TEMECULA – Hiking, fishing and swimming are among the more popular ways to experience the great outdoors. Outdoor enthusiasts may find nothing better than a day on their favorite trail or an afternoon spent fishing or swimming in a nearby lake.

Nature can inspire a sense of awe and wonder, and in such situations, it can be easy to overlook safety. That’s a potentially dangerous mistake but one that is easily avoided. Nature enthusiasts accustomed to spending long hours in the great outdoors are vulnerable to a host of potentially dangerous conditions, including dehydration. Avoiding dehydration involves learning to recognize its signs and symptoms and how to prevent it from occurring.

What is dehydration?

According to the U.S. National Library of Medicine, dehydration occurs when the body loses more fluids than it is taking in. When that happens, the body does not have enough fluids to function properly.

What causes dehydration?

Numerous things can cause someone to become dehydrated, including not drinking enough fluids. Diarrhea, vomiting, sweating too much and urinating too much are some other factors that can cause someone to become dehydrated.

Why are outdoors enthusiasts at risk of dehydration?

Outdoor enthusiasts who spend ample time outdoors during hot weather are at risk of dehydration if they do not drink enough fluids while outside. The risk of dehydration on hot days is higher because people are more likely to sweat a lot when the temperature rises. If those fluids are not replenished, and replenished often, dehydration can occur. In addition, the USNLM said that outdoor exercise during hot days increases the risk of dehydration. Outdoor activities that are physically challenging, such as hiking, rock climbing and kayaking, are a form of exercise that can make participants more vulnerable to dehydration.

What are the symptoms of dehydration?

The Mayo Clinic said that thirst is not always a reliable indicator that the body needs water. Older adults are more vulnerable to dehydration than others because they naturally have a lower volume of water in their bodies. Aging men and women also don’t typically feel thirsty until they’re already dehydrated. So it benefits people of all ages, and especially older adults, to learn these symptoms of dehydration.
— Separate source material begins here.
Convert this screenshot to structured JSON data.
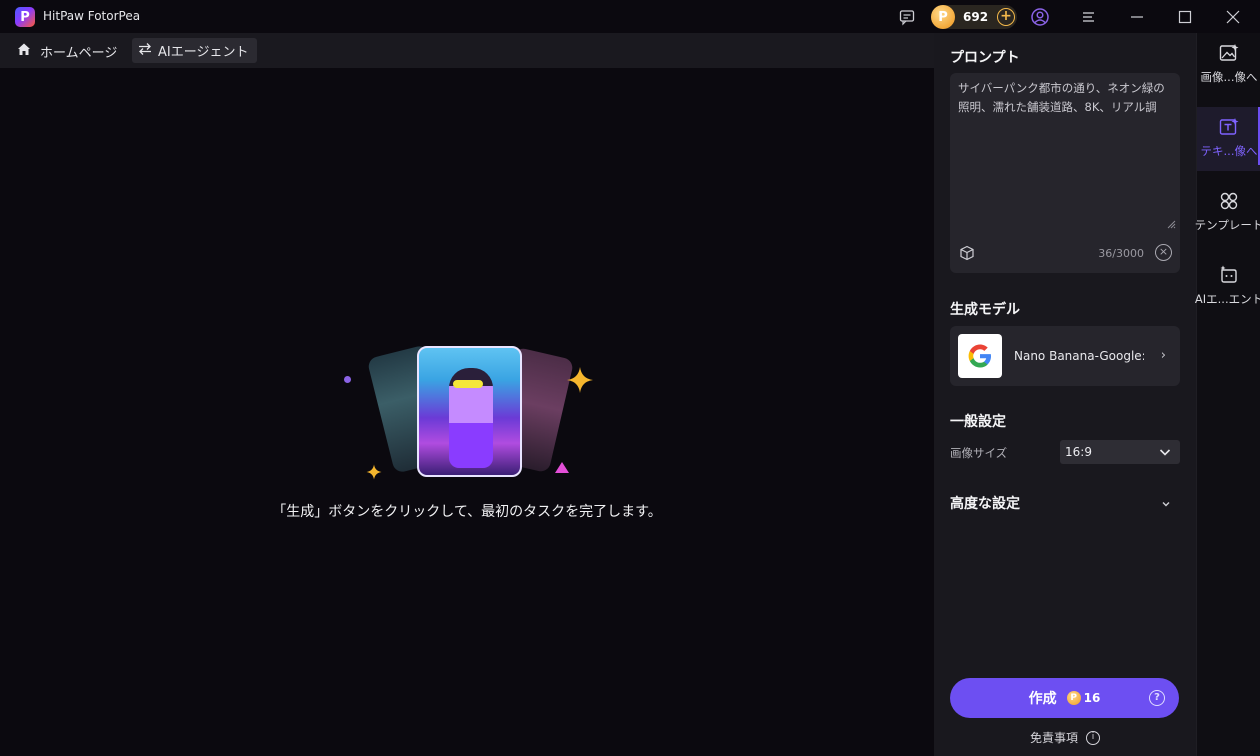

The symptoms include extreme thirst, less frequent urination, dark-colored urine, dry mouth, less frequent sweating, feeling tired, dizziness and dry skin.

Parents should know that infants and children may exhibit symptoms of dehydration that differ from those experienced by adults. Such symptoms may include: dry mouth and tongue, crying without tears, no wet diaper for three hours or more, high fever, being unusually sleepy or drowsy, irritability and eyes that appear sunken.

Can dehydration be prevented?

Ensuring sufficient fluid intake can help people avoid dehydration. Drinking enough water each day and avoiding outdoor physical activity on hot days are some other ways to reduce dehydration risk. In addition, avoid sugary and/or caffeinated beverages to reduce risk for dehydration.

A perfect day outdoors involves drinking enough fluids to stay hydrated.